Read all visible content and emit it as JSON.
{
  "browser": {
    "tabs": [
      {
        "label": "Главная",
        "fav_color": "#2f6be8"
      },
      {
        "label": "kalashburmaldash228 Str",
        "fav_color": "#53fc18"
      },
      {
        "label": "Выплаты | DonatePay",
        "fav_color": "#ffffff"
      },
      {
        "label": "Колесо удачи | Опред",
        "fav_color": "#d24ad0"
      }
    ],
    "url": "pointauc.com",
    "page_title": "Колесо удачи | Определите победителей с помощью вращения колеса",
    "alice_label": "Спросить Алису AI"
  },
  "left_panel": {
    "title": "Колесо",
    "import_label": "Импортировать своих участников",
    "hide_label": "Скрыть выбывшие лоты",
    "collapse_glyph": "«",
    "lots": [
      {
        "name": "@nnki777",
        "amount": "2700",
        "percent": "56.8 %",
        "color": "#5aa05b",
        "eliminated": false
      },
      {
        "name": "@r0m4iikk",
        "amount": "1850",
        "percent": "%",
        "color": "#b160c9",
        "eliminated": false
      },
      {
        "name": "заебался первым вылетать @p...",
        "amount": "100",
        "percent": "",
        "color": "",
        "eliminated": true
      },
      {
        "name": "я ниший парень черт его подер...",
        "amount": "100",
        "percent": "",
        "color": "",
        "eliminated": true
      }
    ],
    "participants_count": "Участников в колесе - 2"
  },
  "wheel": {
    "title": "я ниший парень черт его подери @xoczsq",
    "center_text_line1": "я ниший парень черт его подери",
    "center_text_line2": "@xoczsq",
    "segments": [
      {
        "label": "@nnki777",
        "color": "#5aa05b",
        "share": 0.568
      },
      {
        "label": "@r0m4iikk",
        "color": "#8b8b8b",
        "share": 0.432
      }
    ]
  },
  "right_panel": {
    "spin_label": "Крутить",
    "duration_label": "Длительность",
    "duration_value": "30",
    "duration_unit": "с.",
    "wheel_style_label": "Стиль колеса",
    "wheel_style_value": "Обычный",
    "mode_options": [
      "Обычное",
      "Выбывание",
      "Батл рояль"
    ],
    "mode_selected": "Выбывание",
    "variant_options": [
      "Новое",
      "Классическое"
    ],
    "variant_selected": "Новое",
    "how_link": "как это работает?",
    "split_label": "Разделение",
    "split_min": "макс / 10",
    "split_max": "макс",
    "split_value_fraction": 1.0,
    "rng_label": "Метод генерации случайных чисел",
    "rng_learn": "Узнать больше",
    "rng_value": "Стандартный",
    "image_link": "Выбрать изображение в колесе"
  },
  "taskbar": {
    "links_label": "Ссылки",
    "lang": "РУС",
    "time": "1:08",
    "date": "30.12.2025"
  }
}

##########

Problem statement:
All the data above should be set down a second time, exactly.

Exercise solution:
Read all visible content and emit it as JSON.
{
  "browser": {
    "tabs": [
      {
        "label": "Главная",
        "fav_color": "#2f6be8"
      },
      {
        "label": "kalashburmaldash228 Str",
        "fav_color": "#53fc18"
      },
      {
        "label": "Выплаты | DonatePay",
        "fav_color": "#ffffff"
      },
      {
        "label": "Колесо удачи | Опред",
        "fav_color": "#d24ad0"
      }
    ],
    "url": "pointauc.com",
    "page_title": "Колесо удачи | Определите победителей с помощью вращения колеса",
    "alice_label": "Спросить Алису AI"
  },
  "left_panel": {
    "title": "Колесо",
    "import_label": "Импортировать своих участников",
    "hide_label": "Скрыть выбывшие лоты",
    "collapse_glyph": "«",
    "lots": [
      {
        "name": "@nnki777",
        "amount": "2700",
        "percent": "56.8 %",
        "color": "#5aa05b",
        "eliminated": false
      },
      {
        "name": "@r0m4iikk",
        "amount": "1850",
        "percent": "%",
        "color": "#b160c9",
        "eliminated": false
      },
      {
        "name": "заебался первым вылетать @p...",
        "amount": "100",
        "percent": "",
        "color": "",
        "eliminated": true
      },
      {
        "name": "я ниший парень черт его подер...",
        "amount": "100",
        "percent": "",
        "color": "",
        "eliminated": true
      }
    ],
    "participants_count": "Участников в колесе - 2"
  },
  "wheel": {
    "title": "я ниший парень черт его подери @xoczsq",
    "center_text_line1": "я ниший парень черт его подери",
    "center_text_line2": "@xoczsq",
    "segments": [
      {
        "label": "@nnki777",
        "color": "#5aa05b",
        "share": 0.568
      },
      {
        "label": "@r0m4iikk",
        "color": "#8b8b8b",
        "share": 0.432
      }
    ]
  },
  "right_panel": {
    "spin_label": "Крутить",
    "duration_label": "Длительность",
    "duration_value": "30",
    "duration_unit": "с.",
    "wheel_style_label": "Стиль колеса",
    "wheel_style_value": "Обычный",
    "mode_options": [
      "Обычное",
      "Выбывание",
      "Батл рояль"
    ],
    "mode_selected": "Выбывание",
    "variant_options": [
      "Новое",
      "Классическое"
    ],
    "variant_selected": "Новое",
    "how_link": "как это работает?",
    "split_label": "Разделение",
    "split_min": "макс / 10",
    "split_max": "макс",
    "split_value_fraction": 1.0,
    "rng_label": "Метод генерации случайных чисел",
    "rng_learn": "Узнать больше",
    "rng_value": "Стандартный",
    "image_link": "Выбрать изображение в колесе"
  },
  "taskbar": {
    "links_label": "Ссылки",
    "lang": "РУС",
    "time": "1:08",
    "date": "30.12.2025"
  }
}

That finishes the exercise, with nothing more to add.